The CSR Newsletters are a freely-available resource generated as a dynamic complement to the textbook, Strategic Corporate Social Responsibility: Sustainable Value Creation.

To sign-up to receive the CSR Newsletters regularly during the fall and spring academic semesters, e-mail author David Chandler at david.chandler@ucdenver.edu


Monday, September 24, 2012

Strategic CSR - WL Gore

From the perspective of someone who would aspire to be a boss, if he worked for a for-profit firm, the article in the url below is refreshing, but also slightly threatening:

Like many tech companies, Valve Corp., a videogame maker in Bellevue, Wash., boasts high-end espresso, free massages and laundry service at its offices. One thing it doesn't have: bosses.

Reportedly, in the absence of hierarchical oversight, employees are motivated by the innovative structure, which seems to generate a culture that veers from anarchy to Communism:

At Valve, there are no promotions, only new projects. To help decide pay, employees rank their peers—but not themselves—voting on who they think creates the most value. … Any employee can participate in hiring decisions, which are usually made by teams. Firings, while relatively rare, work the same way: teams decide together if someone isn't working out. As for projects, someone typically emerges as the de facto manager, says Greg Coomer, a 16-year veteran of Valve who works on product design. When no one takes the lead, he adds, it's usually a sign that the project isn't worth doing.

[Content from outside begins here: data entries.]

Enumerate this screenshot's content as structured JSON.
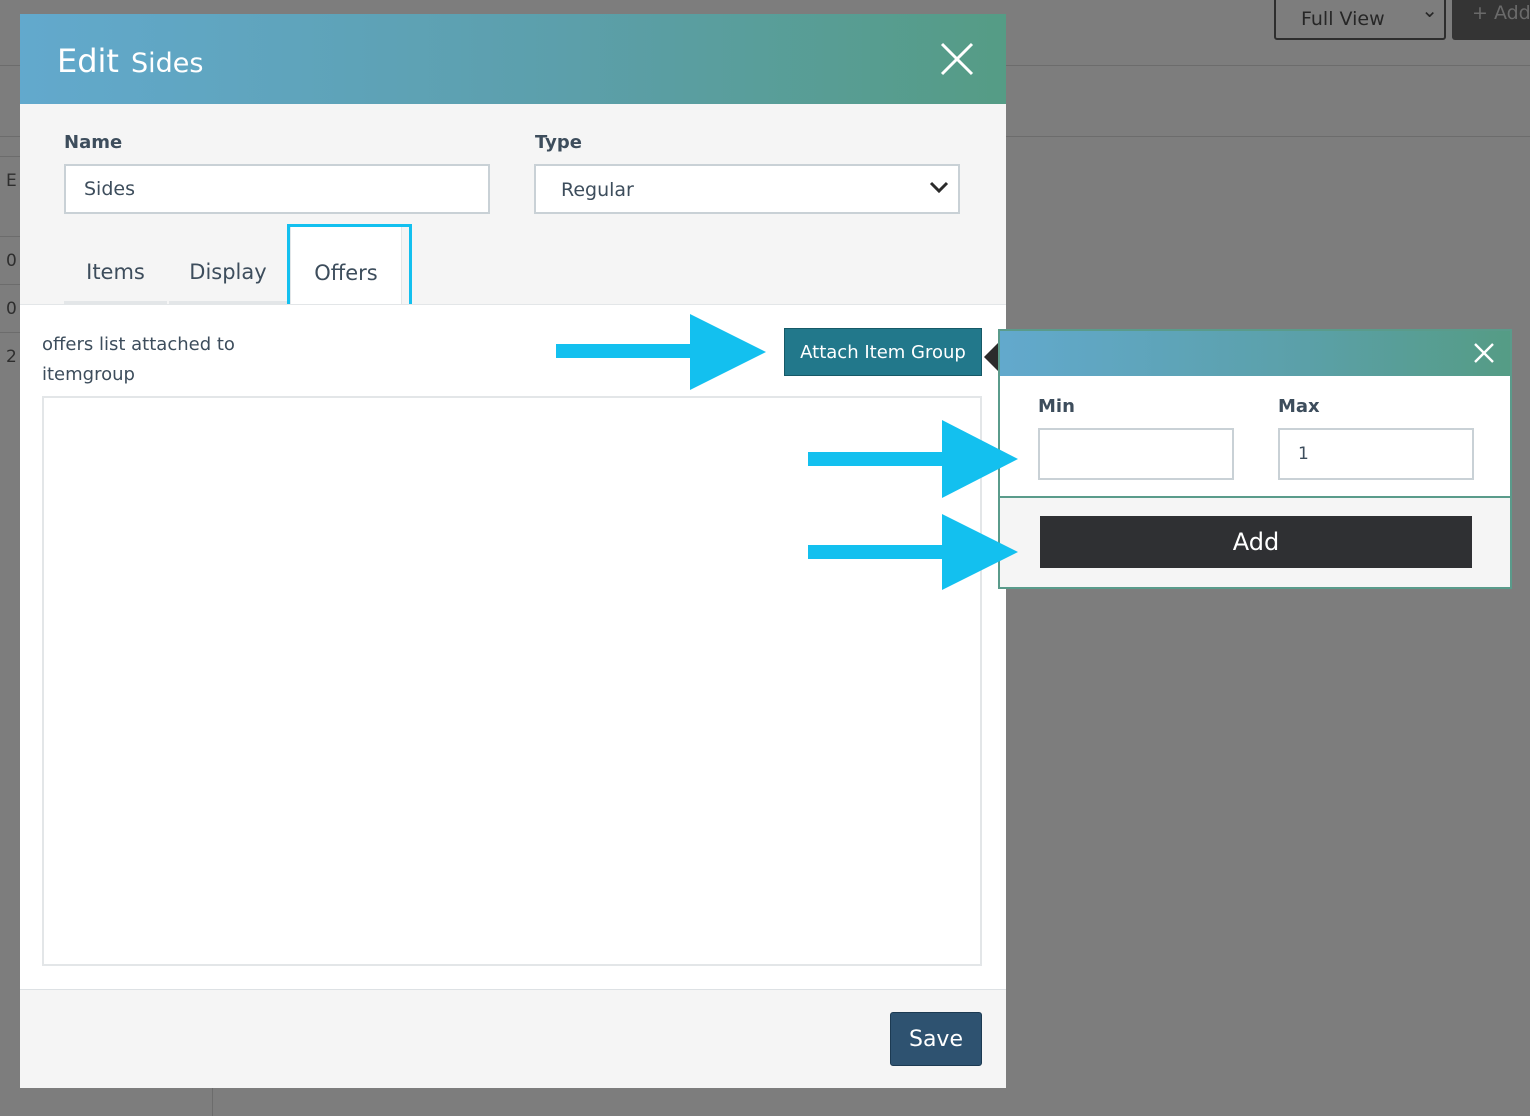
{
  "background": {
    "view_select": {
      "value": "Full View"
    },
    "add_button": {
      "label": "+ Add"
    },
    "table_cells": [
      "E p",
      "0",
      "0",
      "2"
    ]
  },
  "modal": {
    "title": "Edit",
    "subtitle": "Sides",
    "name_label": "Name",
    "name_value": "Sides",
    "type_label": "Type",
    "type_value": "Regular",
    "tabs": [
      {
        "label": "Items",
        "active": false
      },
      {
        "label": "Display",
        "active": false
      },
      {
        "label": "Offers",
        "active": true
      }
    ],
    "offers_description": "offers list attached to itemgroup",
    "attach_button": "Attach Item Group",
    "save_button": "Save"
  },
  "popover": {
    "min_label": "Min",
    "min_value": "",
    "max_label": "Max",
    "max_value": "1",
    "add_button": "Add"
  },
  "colors": {
    "header_gradient_start": "#62a9cd",
    "header_gradient_end": "#559c85",
    "attach_button": "#22788b",
    "save_button": "#2e5270",
    "add_button": "#2f3033",
    "annotation_arrow": "#13c0ef"
  }
}
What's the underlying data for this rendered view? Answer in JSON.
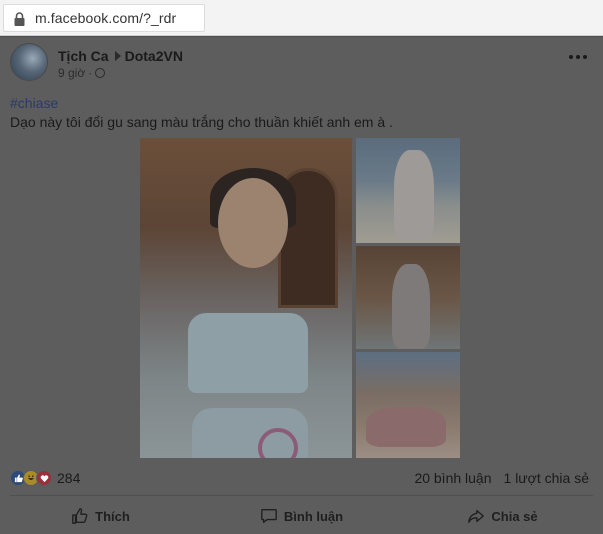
{
  "browser": {
    "url": "m.facebook.com/?_rdr",
    "lock_icon": "lock-icon"
  },
  "post": {
    "author": "Tịch Ca",
    "group": "Dota2VN",
    "time": "9 giờ",
    "hashtag": "#chiase",
    "caption": "Dạo này tôi đổi gu sang màu trắng cho thuần khiết anh em à .",
    "reactions_count": "284",
    "comments": "20 bình luận",
    "shares": "1 lượt chia sẻ"
  },
  "actions": {
    "like": "Thích",
    "comment": "Bình luận",
    "share": "Chia sẻ"
  },
  "icons": {
    "more": "more-icon",
    "globe": "globe-icon",
    "like": "thumbs-up-icon",
    "comment": "comment-icon",
    "share": "share-icon"
  },
  "colors": {
    "overlay": "#5d5d5d",
    "hashtag": "#2c3a66"
  }
}
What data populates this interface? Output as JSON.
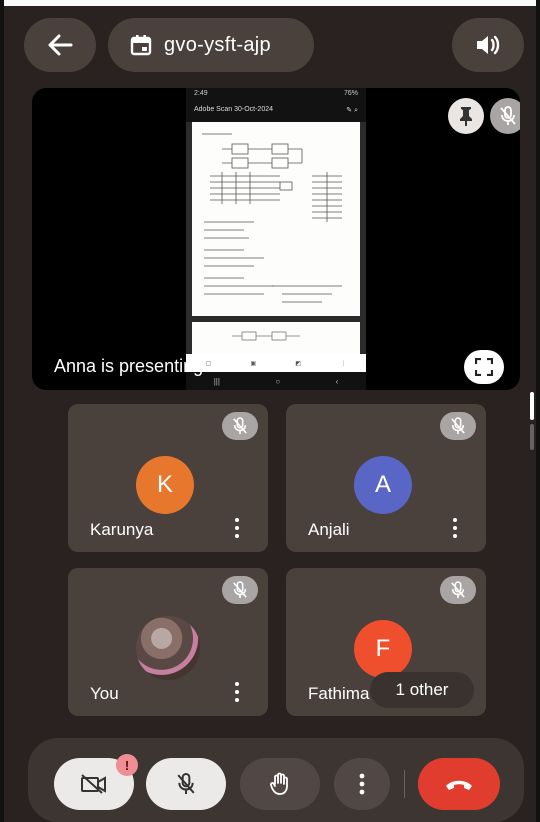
{
  "header": {
    "meeting_code": "gvo-ysft-ajp"
  },
  "stage": {
    "presenter_label": "Anna is presenting",
    "phone_status_time": "2:49",
    "phone_status_right": "76%",
    "phone_doc_title": "Adobe Scan 30-Oct-2024"
  },
  "participants": [
    {
      "name": "Karunya",
      "initial": "K",
      "color": "#e8772e",
      "muted": true
    },
    {
      "name": "Anjali",
      "initial": "A",
      "color": "#5966c6",
      "muted": true
    },
    {
      "name": "You",
      "initial": "",
      "color": "",
      "muted": true
    },
    {
      "name": "Fathima",
      "initial": "F",
      "color": "#ef4f2c",
      "muted": true
    }
  ],
  "overflow_label": "1 other",
  "controls": {
    "camera_alert": "!"
  },
  "colors": {
    "end_call": "#e03d2f",
    "background": "#2a2220",
    "tile": "#4a403c"
  }
}
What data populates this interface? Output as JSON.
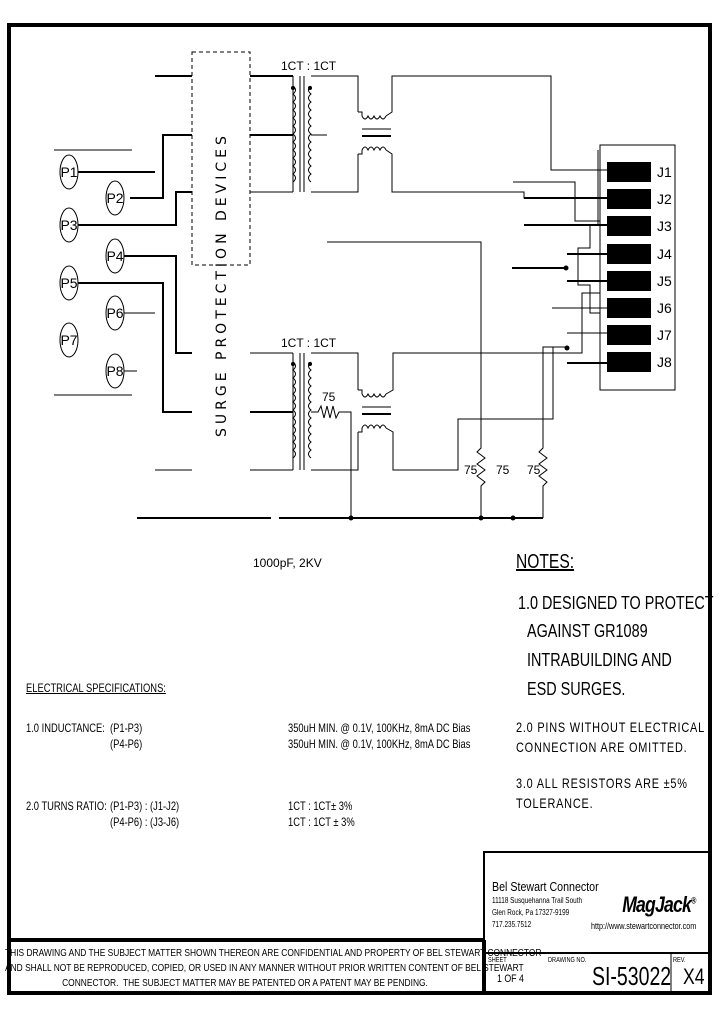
{
  "schematic": {
    "surge_block_label": "SURGE PROTECTION DEVICES",
    "upper_transformer_ratio": "1CT : 1CT",
    "lower_transformer_ratio": "1CT : 1CT",
    "termination_resistor_label": "75",
    "bleed_resistor_labels": [
      "75",
      "75",
      "75"
    ],
    "capacitor_label": "1000pF, 2KV",
    "primary_pins": [
      "P1",
      "P2",
      "P3",
      "P4",
      "P5",
      "P6",
      "P7",
      "P8"
    ],
    "jack_pins": [
      "J1",
      "J2",
      "J3",
      "J4",
      "J5",
      "J6",
      "J7",
      "J8"
    ]
  },
  "notes": {
    "title": "NOTES:",
    "note1_lines": [
      "1.0 DESIGNED TO PROTECT",
      "AGAINST GR1089",
      "INTRABUILDING AND",
      "ESD SURGES."
    ],
    "note2_lines": [
      "2.0 PINS WITHOUT ELECTRICAL",
      "CONNECTION ARE OMITTED."
    ],
    "note3_lines": [
      "3.0 ALL RESISTORS ARE ±5%",
      "TOLERANCE."
    ]
  },
  "electrical_specs": {
    "title": "ELECTRICAL SPECIFICATIONS:",
    "inductance": {
      "label": "1.0 INDUCTANCE:",
      "rows": [
        {
          "pins": "(P1-P3)",
          "value": "350uH MIN. @ 0.1V, 100KHz, 8mA DC Bias"
        },
        {
          "pins": "(P4-P6)",
          "value": "350uH MIN. @ 0.1V, 100KHz, 8mA DC Bias"
        }
      ]
    },
    "turns_ratio": {
      "label": "2.0 TURNS RATIO:",
      "rows": [
        {
          "pins": "(P1-P3) : (J1-J2)",
          "value": "1CT : 1CT± 3%"
        },
        {
          "pins": "(P4-P6) : (J3-J6)",
          "value": "1CT : 1CT ± 3%"
        }
      ]
    }
  },
  "title_block": {
    "company": "Bel Stewart Connector",
    "address_lines": [
      "11118 Susquehanna Trail South",
      "Glen Rock, Pa 17327-9199",
      "717.235.7512"
    ],
    "brand": "MagJack",
    "brand_mark": "®",
    "url": "http://www.stewartconnector.com",
    "sheet_label": "SHEET",
    "sheet_value": "1 OF 4",
    "drawing_no_label": "DRAWING NO.",
    "drawing_no": "SI-53022",
    "rev_label": "REV.",
    "rev_value": "X4"
  },
  "disclaimer_lines": [
    "THIS DRAWING AND THE SUBJECT MATTER SHOWN THEREON ARE CONFIDENTIAL AND PROPERTY OF BEL STEWART CONNECTOR",
    "AND SHALL NOT BE REPRODUCED, COPIED, OR USED IN ANY MANNER WITHOUT PRIOR WRITTEN CONTENT OF BEL STEWART",
    "CONNECTOR.  THE SUBJECT MATTER MAY BE PATENTED OR A PATENT MAY BE PENDING."
  ]
}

The article reports that the ’boss-less’ approach can also be applied to larger, more traditional organizational structures:

For years General Electric Co. has run some aviation-manufacturing facilities with no foremen or shop-floor bosses. The industrial giant says it uses the system to boost productivity in low-volume factories with a relatively small number of employees, each of whom can do several tasks.

WL Gore (see: Strategic CSR: WL Gore) provides another good example of how this approach can work in practice:

Since it was founded in 1958, W.L. Gore has operated under what it calls a ‘lattice’ management structure, which relies on teams in place of bosses and traditional chains of command. … Gore's 10,000 employees, who work mainly in engineering and manufacturing, take on leadership roles based on their ability to ‘gain the respect of peers and to attract followers,’ says Ms. Kelly, the CEO. Those who choose not to take the lead also are valued, she adds, noting that the company prides itself on staff ‘followership.’ … Gore's employees, who are called ‘associates,’ each have a sponsor to guide their career and orient them to company culture. Jim Grigsby, an electrical engineer who joined Gore 13 years ago after working for more traditional companies, including defense contractors, says his sponsor urged him to spend a few days simply meeting people. … Mr. Grigsby found it jarring at first—‘Am I really getting paid just to meet people?’ he says he wondered. But, in a few months, he says, ‘it becomes apparent that you need these people to get project work done.’

Take care
David


Instructor Teaching Site: http://www.sagepub.com/strategiccsr/
The library of CSR Newsletters are archived at: http://strategiccsr-sage.blogspot.com/


Who’s the Boss? There Isn’t One
By Rachel Emma Silverman
June 20, 2012
The Wall Street Journal
Late Edition – Final
B1